My footsteps echo down down the hallway of these castle ruins, and all is quiet as I step into the shadows. But then it's there, snarling and vicious, leaping at me with fangs bared. I roll aside just in time, spinning around for a counterattack. And then they come from behind -- four gruesome, twisted figures with long limbs and drooping skin. My stamina recharges quickly, but my frantic dodges are limited in this cramped space, and the creatures finish me in seconds.
This is Dark Souls III. It's faster and more streamlined than its predecessors, but still brutal enough to kill me without warning. It requires more patience and defense than Bloodborne does, but borrows from it as well; its developer From Software is taking cues from its newest franchise in more ways than one.

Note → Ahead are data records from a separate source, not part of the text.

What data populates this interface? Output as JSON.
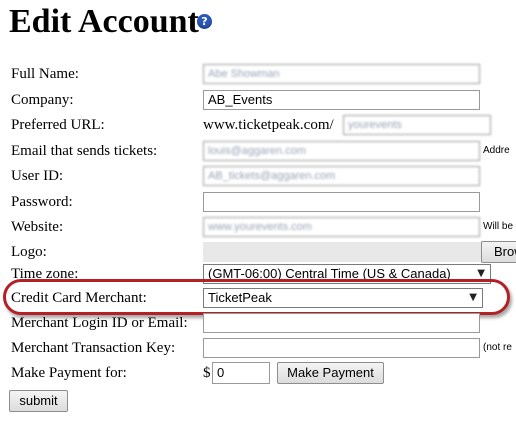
{
  "page": {
    "title": "Edit Account",
    "help_icon": "?"
  },
  "labels": {
    "full_name": "Full Name:",
    "company": "Company:",
    "preferred_url": "Preferred URL:",
    "email": "Email that sends tickets:",
    "user_id": "User ID:",
    "password": "Password:",
    "website": "Website:",
    "logo": "Logo:",
    "time_zone": "Time zone:",
    "cc_merchant": "Credit Card Merchant:",
    "merchant_login": "Merchant Login ID or Email:",
    "merchant_key": "Merchant Transaction Key:",
    "make_payment": "Make Payment for:"
  },
  "values": {
    "full_name": "Abe Showman",
    "company": "AB_Events",
    "url_prefix": "www.ticketpeak.com/",
    "url_slug": "yourevents",
    "email": "louis@aggaren.com",
    "user_id": "AB_tickets@aggaren.com",
    "password": "",
    "website": "www.yourevents.com",
    "time_zone": "(GMT-06:00) Central Time (US & Canada)",
    "cc_merchant": "TicketPeak",
    "merchant_login": "",
    "merchant_key": "",
    "currency": "$",
    "payment_amount": "0"
  },
  "side_notes": {
    "email": "Addre",
    "website": "Will be",
    "merchant_key": "(not re"
  },
  "buttons": {
    "browse": "Brow",
    "make_payment": "Make Payment",
    "submit": "submit"
  },
  "colors": {
    "highlight_ring": "#b32025",
    "help_icon": "#2a57b8"
  }
}
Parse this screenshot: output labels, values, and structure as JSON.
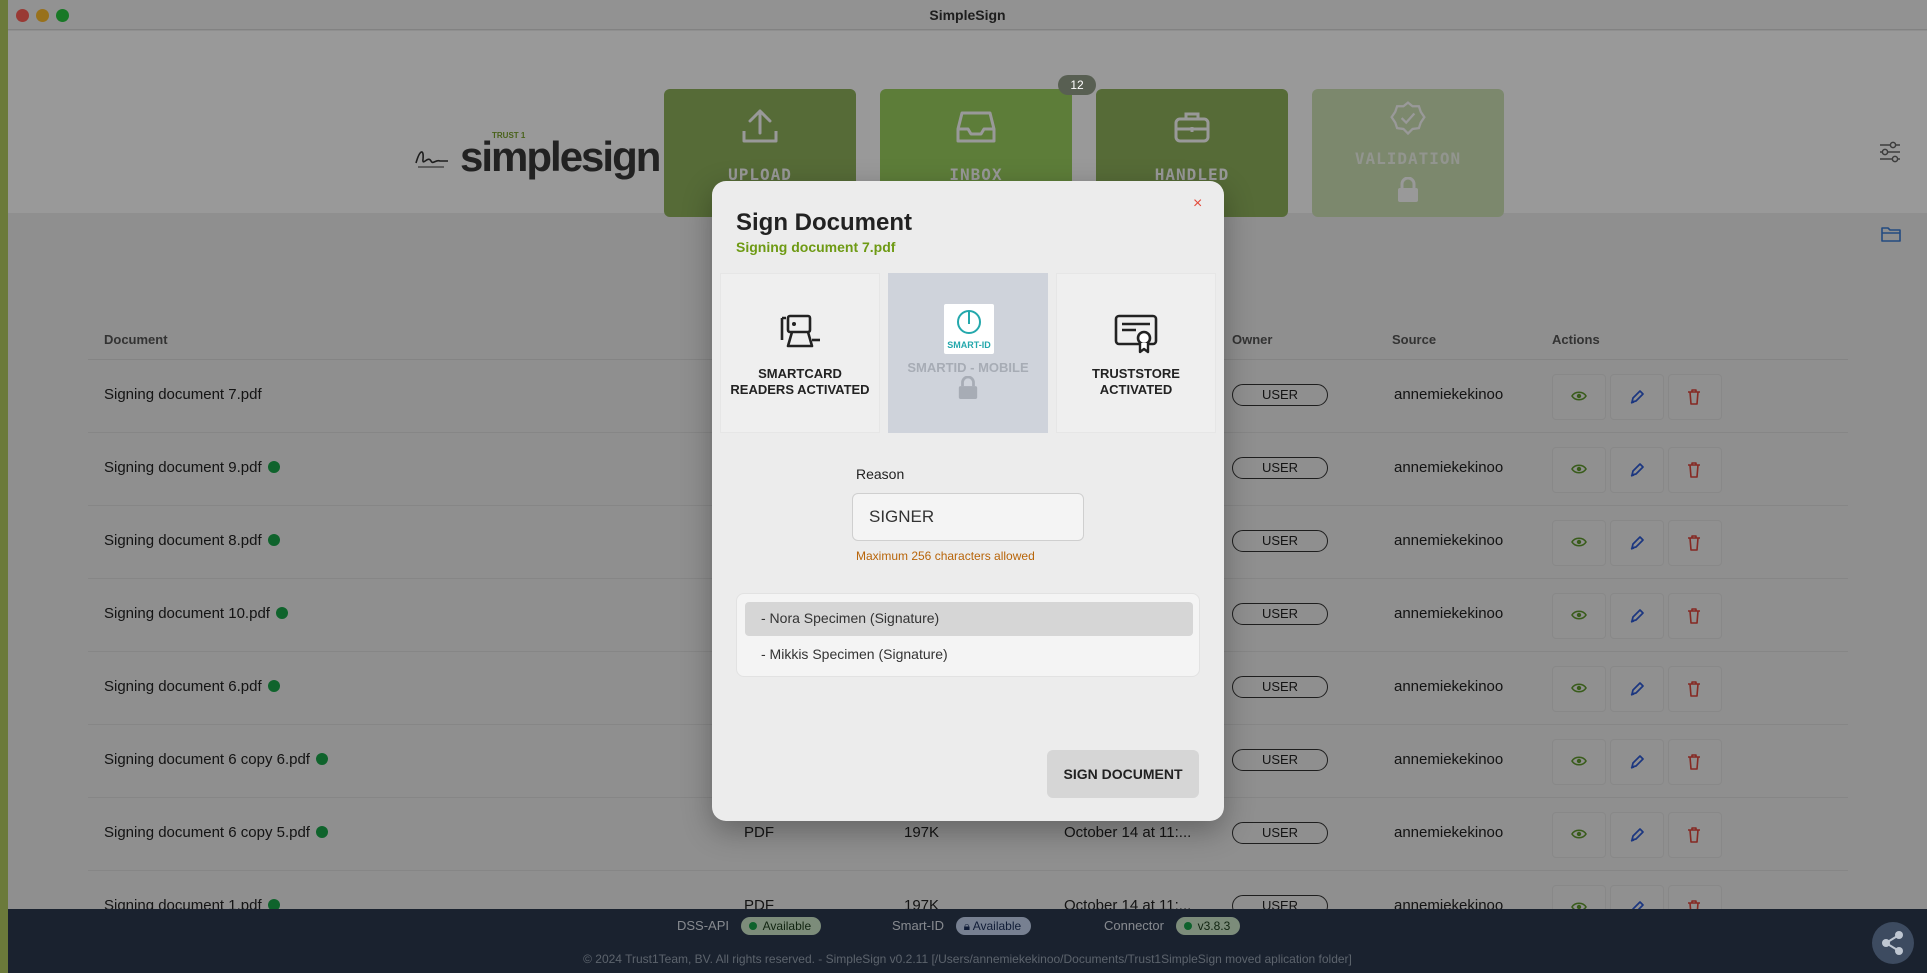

"Dark Souls and Bloodborne are two separate franchises, but both have [Hidetaka] Miyazaki-san's personal touch," producer Brandon Williams says. "One thing that people are already noticing is the faster speed at which combat and action in Dark Souls III moves. It's a bit faster than previous Dark Souls games but not as fast as Bloodborne. I'd say it's just right."
This speed is apparent right away. In true Dark Souls fashion, the demo begins at a bonfire, and this is the only respite from the dangers below. I descend a nearby staircase and confront two hellhounds, both of which pounce on me with alarming agility. In earlier Souls games, I might have raised my shield in defense. But because of my time spent with Bloodborne this year, I opt to dodge between the beasts, splitting the difference as they pass right over me.
The roll in Dark Souls III isn't as quick and shifty as the sidestepping in Bloodborne, but it is more responsive than the dodge in Dark Souls II. Stamina is also less of a problem here than it used to be, but if I'm not careful, I can still exhaust my character, leaving him defenseless against the monsters all around me.
If I do conserve my stamina, there are new options for me this time around. As a Dark Souls veteran, I appreciate any new tools I can use against my powerful foes, however rare they might be. And with Dark Souls III, From Software is implementing a feature called Arts.
Much like Trick Weapon transformations in Bloodborne, Arts abilities let me explore alternate attacks without switching items. For instance, with my starting weapon -- a longsword -- I can add two more attacks to my move set. One is a wide swipe, while the second, more powerful strike propels me forward with a heaving thrust. There's a windup period, and timing it so I avoid damage in the process is tricky. But then again -- Dark Souls always is.